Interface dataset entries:

━━━━━━━━━━

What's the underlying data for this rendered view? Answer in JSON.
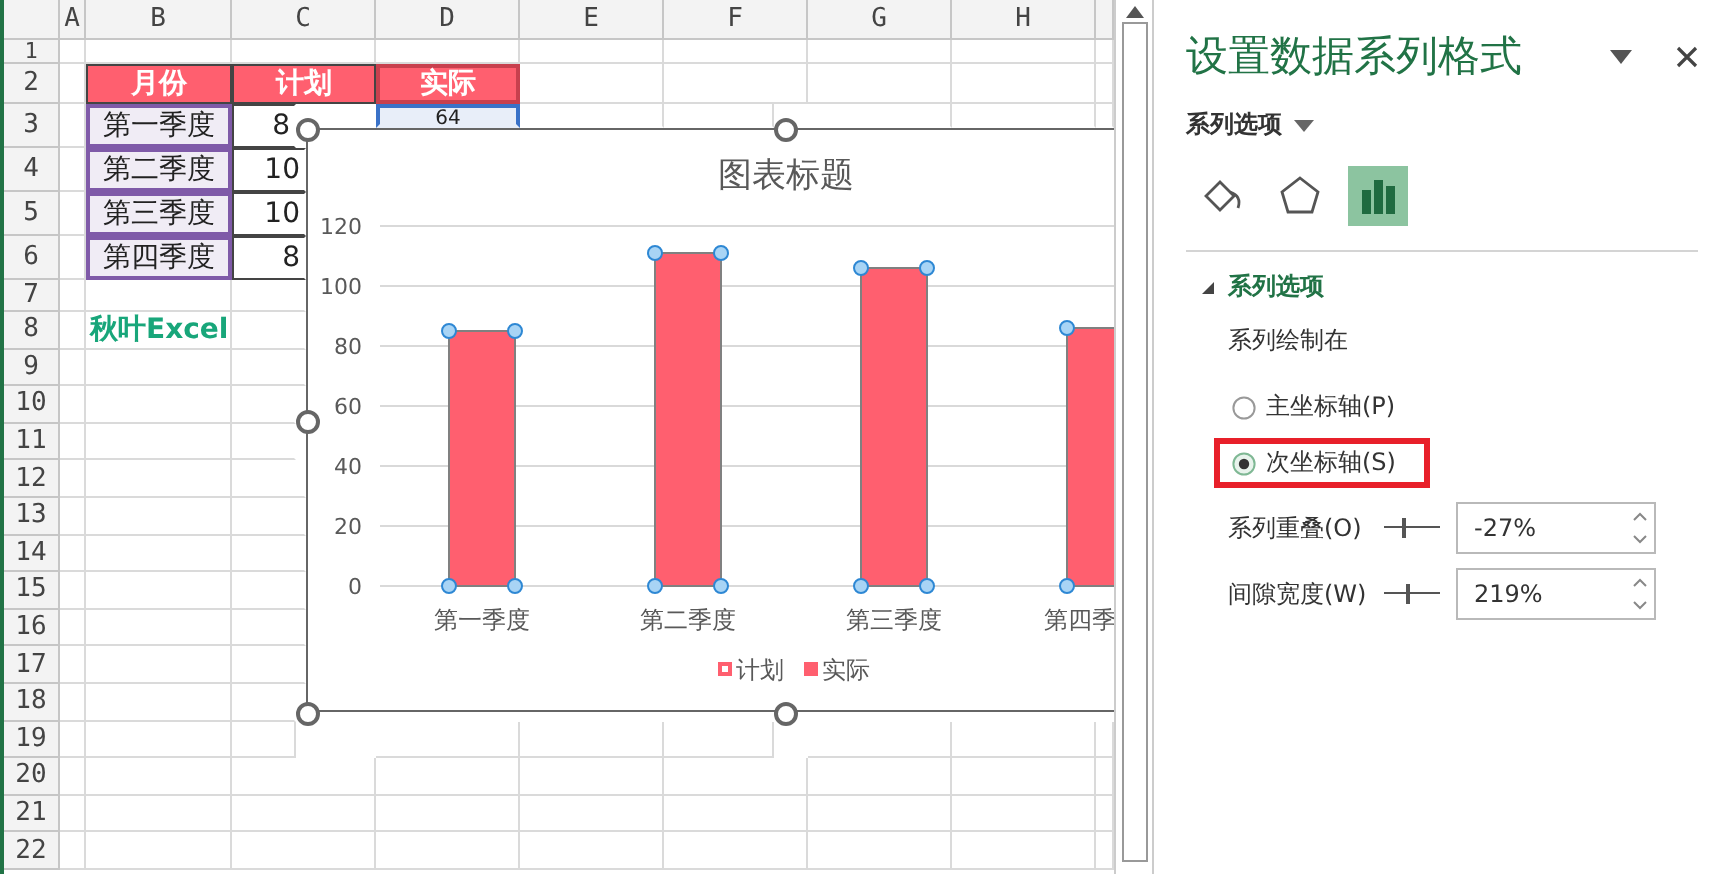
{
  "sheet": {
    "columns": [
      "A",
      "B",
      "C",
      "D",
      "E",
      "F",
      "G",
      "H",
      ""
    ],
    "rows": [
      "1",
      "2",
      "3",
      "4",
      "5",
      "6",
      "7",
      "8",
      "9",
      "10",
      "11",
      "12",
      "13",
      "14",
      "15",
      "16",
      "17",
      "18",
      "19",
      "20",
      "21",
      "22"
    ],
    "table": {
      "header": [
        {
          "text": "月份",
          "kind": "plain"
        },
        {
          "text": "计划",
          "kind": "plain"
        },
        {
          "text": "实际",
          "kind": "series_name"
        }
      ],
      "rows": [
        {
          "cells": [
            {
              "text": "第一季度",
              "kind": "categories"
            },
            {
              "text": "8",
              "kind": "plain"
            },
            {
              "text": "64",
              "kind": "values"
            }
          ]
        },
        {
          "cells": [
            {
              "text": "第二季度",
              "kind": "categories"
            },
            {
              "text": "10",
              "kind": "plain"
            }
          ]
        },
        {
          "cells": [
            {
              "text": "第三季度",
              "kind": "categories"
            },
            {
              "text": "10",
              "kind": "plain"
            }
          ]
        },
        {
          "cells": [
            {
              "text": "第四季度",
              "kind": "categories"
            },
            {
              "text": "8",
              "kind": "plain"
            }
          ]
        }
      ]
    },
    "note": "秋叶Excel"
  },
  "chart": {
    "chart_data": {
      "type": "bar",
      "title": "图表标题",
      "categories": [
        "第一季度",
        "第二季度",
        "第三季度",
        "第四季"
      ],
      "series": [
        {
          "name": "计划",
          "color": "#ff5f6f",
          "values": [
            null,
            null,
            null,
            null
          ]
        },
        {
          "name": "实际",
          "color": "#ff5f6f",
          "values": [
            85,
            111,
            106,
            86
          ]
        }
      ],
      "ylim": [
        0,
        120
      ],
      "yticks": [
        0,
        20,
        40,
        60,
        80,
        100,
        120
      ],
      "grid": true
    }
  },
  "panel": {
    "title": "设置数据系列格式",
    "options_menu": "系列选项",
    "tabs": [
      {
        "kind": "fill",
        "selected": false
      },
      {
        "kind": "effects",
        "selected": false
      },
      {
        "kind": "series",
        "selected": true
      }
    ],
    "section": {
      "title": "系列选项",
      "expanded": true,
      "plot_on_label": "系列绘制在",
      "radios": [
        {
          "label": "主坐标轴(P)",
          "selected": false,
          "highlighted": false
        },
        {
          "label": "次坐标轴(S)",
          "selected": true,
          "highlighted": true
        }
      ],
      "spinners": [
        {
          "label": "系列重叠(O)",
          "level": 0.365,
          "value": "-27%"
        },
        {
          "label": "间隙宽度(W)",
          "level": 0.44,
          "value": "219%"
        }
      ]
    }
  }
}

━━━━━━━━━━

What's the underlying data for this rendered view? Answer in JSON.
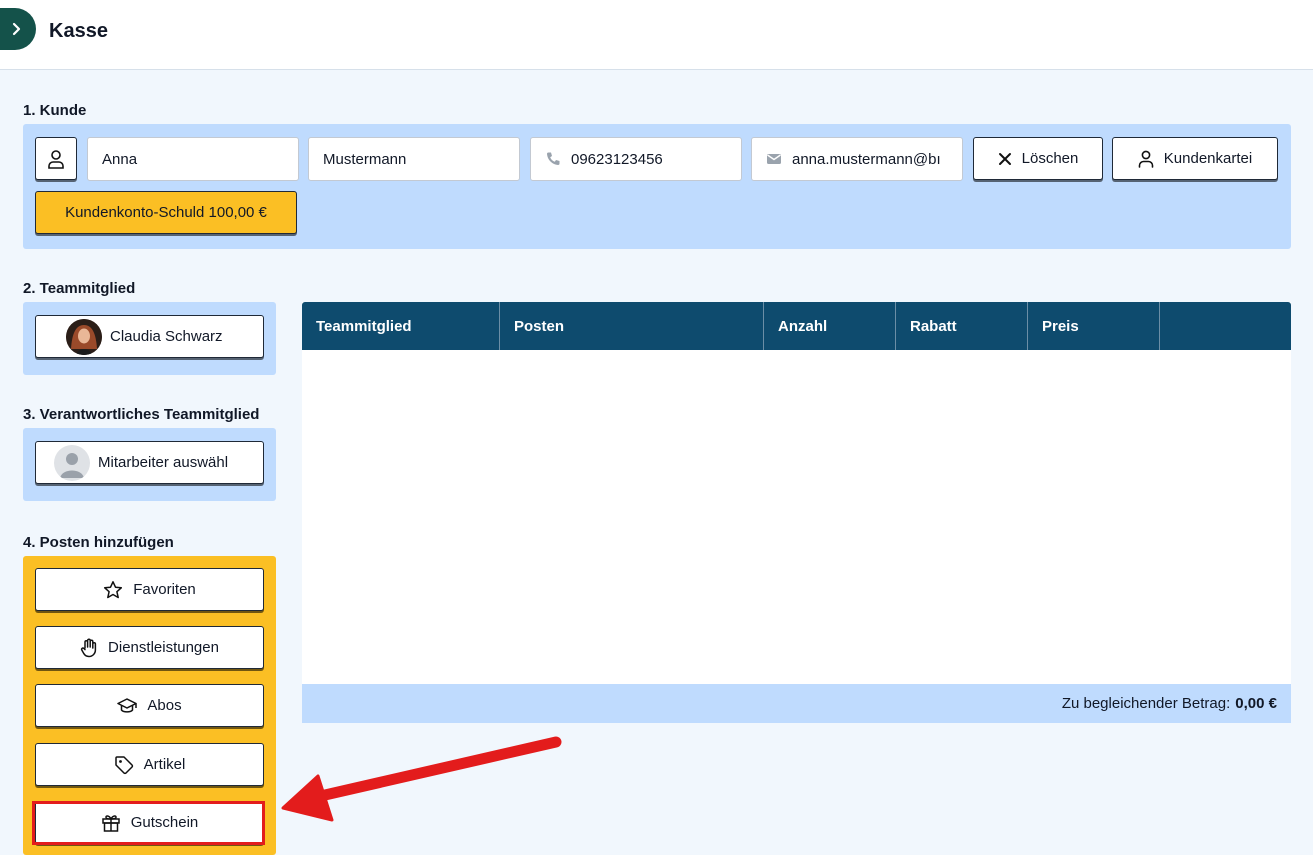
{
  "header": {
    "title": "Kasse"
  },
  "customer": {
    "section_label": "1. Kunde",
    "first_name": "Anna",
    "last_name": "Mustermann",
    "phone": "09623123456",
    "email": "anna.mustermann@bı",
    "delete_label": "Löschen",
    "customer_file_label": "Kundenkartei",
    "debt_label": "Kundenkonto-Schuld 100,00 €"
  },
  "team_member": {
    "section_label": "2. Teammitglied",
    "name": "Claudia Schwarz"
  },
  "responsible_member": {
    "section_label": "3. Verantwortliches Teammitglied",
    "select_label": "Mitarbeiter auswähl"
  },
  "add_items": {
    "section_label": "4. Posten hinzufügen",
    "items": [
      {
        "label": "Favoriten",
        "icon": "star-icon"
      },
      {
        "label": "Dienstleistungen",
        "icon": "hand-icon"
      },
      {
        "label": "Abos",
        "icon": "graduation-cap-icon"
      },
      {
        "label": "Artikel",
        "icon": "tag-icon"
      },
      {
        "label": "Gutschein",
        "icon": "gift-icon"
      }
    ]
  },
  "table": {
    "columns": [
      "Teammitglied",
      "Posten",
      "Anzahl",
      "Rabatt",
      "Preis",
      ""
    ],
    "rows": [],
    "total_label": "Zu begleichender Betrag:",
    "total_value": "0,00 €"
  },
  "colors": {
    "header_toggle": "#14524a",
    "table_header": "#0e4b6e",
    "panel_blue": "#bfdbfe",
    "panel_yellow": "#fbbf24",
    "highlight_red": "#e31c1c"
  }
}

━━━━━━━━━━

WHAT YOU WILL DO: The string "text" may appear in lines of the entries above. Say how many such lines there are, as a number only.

SOLUTION TO THIS EXERCISE: 12